Military involvement in foreign policy decision-making, and its role as a driving force in that process, has long been anathema to both academic and practitioner circles. Without wanting to pursue the quest for principles or ultimate predictions this study looks specifically into the role of the military in foreign policy decision-making. It does so by carefully reconstructing and comparing the sequential series of decisions of a group of British and Dutch senior civil and military decision-makers which have led to the deployment of their militaries into to Afghan provinces of Helmand and Uruzgan.
One of the most prominent findings of this analysis is the shaping ability of military initiatives on the series of decisions and the consequent path dependent reasoning during political deliberations on the deployment of military forces: the decision of the United Kingdom and the Netherlands to deploy their troops to southern Afghanistan was based on an emergent case that largely built itself.
Lt. Col. Dr. Mirjam Grandia Mantas is Assistant Professor of International Security Studies at the Netherlands Defence Academy and a commissioned officer serving in the Royal Netherlands Army. In her military career she has been deployed on various missions to Bosnia, Afghanistan and Ethiopia.

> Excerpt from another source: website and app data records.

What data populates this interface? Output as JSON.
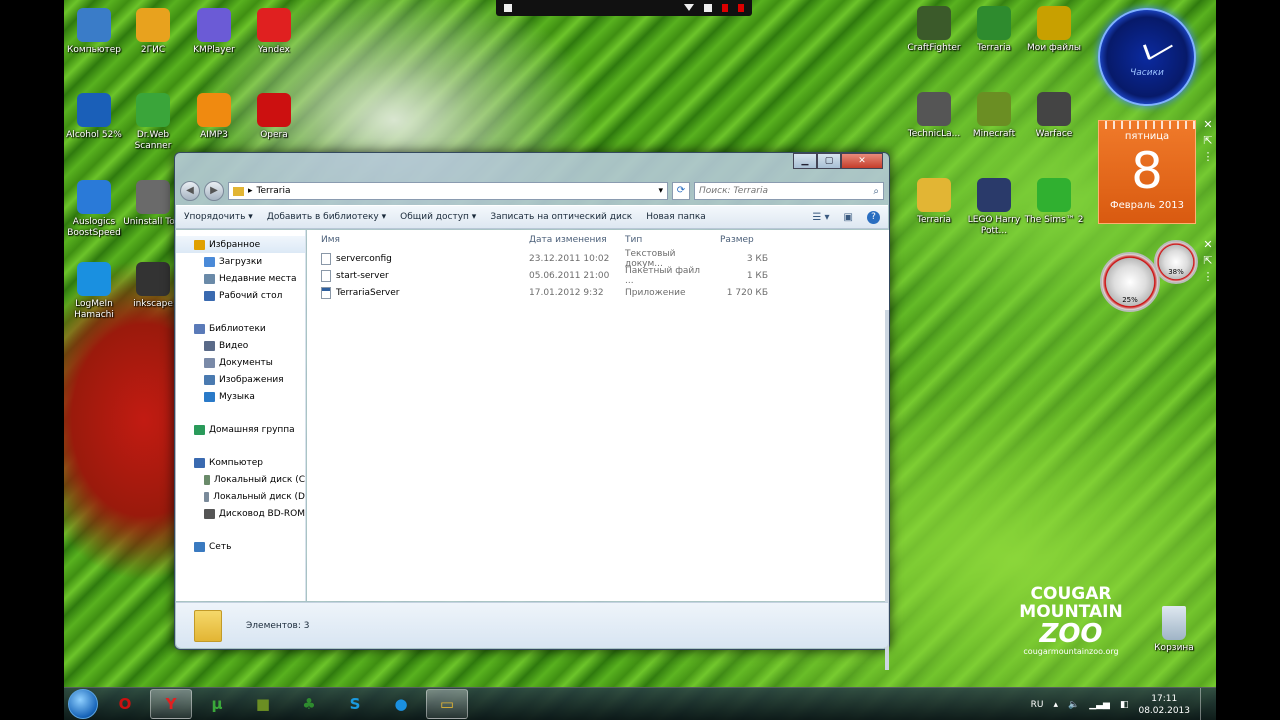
{
  "desktop": {
    "left_icons": [
      {
        "label": "Компьютер",
        "icon": "computer-icon",
        "color": "#3a7cc8"
      },
      {
        "label": "2ГИС",
        "icon": "2gis-icon",
        "color": "#e8a21e"
      },
      {
        "label": "KMPlayer",
        "icon": "kmplayer-icon",
        "color": "#6b5bd6"
      },
      {
        "label": "Yandex",
        "icon": "yandex-browser-icon",
        "color": "#e02020"
      },
      {
        "label": "Alcohol 52%",
        "icon": "alcohol-icon",
        "color": "#1a5fb8"
      },
      {
        "label": "Dr.Web Scanner",
        "icon": "drweb-icon",
        "color": "#3aa53a"
      },
      {
        "label": "AIMP3",
        "icon": "aimp-icon",
        "color": "#f08a10"
      },
      {
        "label": "Opera",
        "icon": "opera-icon",
        "color": "#cc1010"
      },
      {
        "label": "Auslogics BoostSpeed",
        "icon": "auslogics-icon",
        "color": "#2a7ad8"
      },
      {
        "label": "Uninstall Tool",
        "icon": "uninstall-tool-icon",
        "color": "#6a6a6a"
      },
      {
        "label": "LogMeIn Hamachi",
        "icon": "hamachi-icon",
        "color": "#1a90e0"
      },
      {
        "label": "inkscape",
        "icon": "inkscape-icon",
        "color": "#333333"
      }
    ],
    "right_icons": [
      {
        "label": "CraftFighter",
        "icon": "craftfighter-icon",
        "color": "#3b5a2a"
      },
      {
        "label": "Terraria",
        "icon": "terraria-tree-icon",
        "color": "#2e8b2e"
      },
      {
        "label": "Мои файлы",
        "icon": "phone-files-icon",
        "color": "#c8a000"
      },
      {
        "label": "TechnicLa...",
        "icon": "technic-launcher-icon",
        "color": "#555555"
      },
      {
        "label": "Minecraft",
        "icon": "minecraft-grass-icon",
        "color": "#6b8e23"
      },
      {
        "label": "Warface",
        "icon": "warface-icon",
        "color": "#444444"
      },
      {
        "label": "Terraria",
        "icon": "folder-icon",
        "color": "#e2b534"
      },
      {
        "label": "LEGO Harry Pott...",
        "icon": "lego-harry-potter-icon",
        "color": "#2a3a6a"
      },
      {
        "label": "The Sims™ 2",
        "icon": "sims-plumbob-icon",
        "color": "#30b030"
      }
    ],
    "recycle_bin": {
      "label": "Корзина",
      "icon": "recycle-bin-icon"
    }
  },
  "gadgets": {
    "clock_label": "Часики",
    "calendar": {
      "weekday": "пятница",
      "day": "8",
      "month": "Февраль 2013"
    },
    "cpu_meter": {
      "cpu": "25%",
      "ram": "38%"
    }
  },
  "logo": {
    "line1": "COUGAR",
    "line2": "MOUNTAIN",
    "line3": "ZOO",
    "url": "cougarmountainzoo.org"
  },
  "explorer": {
    "address": "Terraria",
    "search_placeholder": "Поиск: Terraria",
    "commands": [
      "Упорядочить ▾",
      "Добавить в библиотеку ▾",
      "Общий доступ ▾",
      "Записать на оптический диск",
      "Новая папка"
    ],
    "nav": [
      {
        "label": "Избранное",
        "icon": "star-icon",
        "level": 0,
        "color": "#e0a000"
      },
      {
        "label": "Загрузки",
        "icon": "downloads-folder-icon",
        "level": 1,
        "color": "#4a8ad8"
      },
      {
        "label": "Недавние места",
        "icon": "recent-places-icon",
        "level": 1,
        "color": "#6a8aa8"
      },
      {
        "label": "Рабочий стол",
        "icon": "desktop-icon",
        "level": 1,
        "color": "#3a6ab0"
      },
      {
        "label": "Библиотеки",
        "icon": "libraries-icon",
        "level": 0,
        "gap": true,
        "color": "#5a7ab8"
      },
      {
        "label": "Видео",
        "icon": "video-icon",
        "level": 1,
        "color": "#5a6a88"
      },
      {
        "label": "Документы",
        "icon": "documents-icon",
        "level": 1,
        "color": "#7a8aa8"
      },
      {
        "label": "Изображения",
        "icon": "pictures-icon",
        "level": 1,
        "color": "#4a7ab0"
      },
      {
        "label": "Музыка",
        "icon": "music-icon",
        "level": 1,
        "color": "#2a7ac8"
      },
      {
        "label": "Домашняя группа",
        "icon": "homegroup-icon",
        "level": 0,
        "gap": true,
        "color": "#2a9a5a"
      },
      {
        "label": "Компьютер",
        "icon": "computer-icon",
        "level": 0,
        "gap": true,
        "color": "#3a6ab0"
      },
      {
        "label": "Локальный диск (C",
        "icon": "local-disk-c-icon",
        "level": 1,
        "color": "#6a8a6a"
      },
      {
        "label": "Локальный диск (D",
        "icon": "local-disk-d-icon",
        "level": 1,
        "color": "#7a8a9a"
      },
      {
        "label": "Дисковод BD-ROM",
        "icon": "bd-rom-drive-icon",
        "level": 1,
        "color": "#555555"
      },
      {
        "label": "Сеть",
        "icon": "network-icon",
        "level": 0,
        "gap": true,
        "color": "#3a7ac0"
      }
    ],
    "columns": [
      "Имя",
      "Дата изменения",
      "Тип",
      "Размер"
    ],
    "files": [
      {
        "name": "serverconfig",
        "date": "23.12.2011 10:02",
        "type": "Текстовый докум...",
        "size": "3 КБ",
        "icon": "text-file-icon"
      },
      {
        "name": "start-server",
        "date": "05.06.2011 21:00",
        "type": "Пакетный файл ...",
        "size": "1 КБ",
        "icon": "batch-file-icon"
      },
      {
        "name": "TerrariaServer",
        "date": "17.01.2012 9:32",
        "type": "Приложение",
        "size": "1 720 КБ",
        "icon": "application-icon"
      }
    ],
    "status": "Элементов: 3"
  },
  "taskbar": {
    "items": [
      {
        "icon": "opera-icon",
        "glyph": "O",
        "color": "#cc1010"
      },
      {
        "icon": "yandex-browser-icon",
        "glyph": "Y",
        "color": "#e02020",
        "active": true
      },
      {
        "icon": "utorrent-icon",
        "glyph": "µ",
        "color": "#3aa83a"
      },
      {
        "icon": "minecraft-grass-icon",
        "glyph": "■",
        "color": "#6b8e23"
      },
      {
        "icon": "terraria-tree-icon",
        "glyph": "♣",
        "color": "#2e8b2e"
      },
      {
        "icon": "skype-icon",
        "glyph": "S",
        "color": "#1a9ae0"
      },
      {
        "icon": "hamachi-icon",
        "glyph": "●",
        "color": "#1a90e0"
      },
      {
        "icon": "explorer-folder-icon",
        "glyph": "▭",
        "color": "#e2b534",
        "active": true
      }
    ],
    "lang": "RU",
    "time": "17:11",
    "date": "08.02.2013"
  }
}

"The book offers a fresh and illuminating interpretation of how, by whom and when, decisions were made in the NL and UK as they sought to take part in the NATO operation in Afghanistan. The analysis is original and shows convincingly that the practice had little relationship to the theory upon which political and military processes for the use of armed force are structured." General Sir Rupert Smith, retired British Army Officer and author of The Utility of Force: The Art of War in the Modern World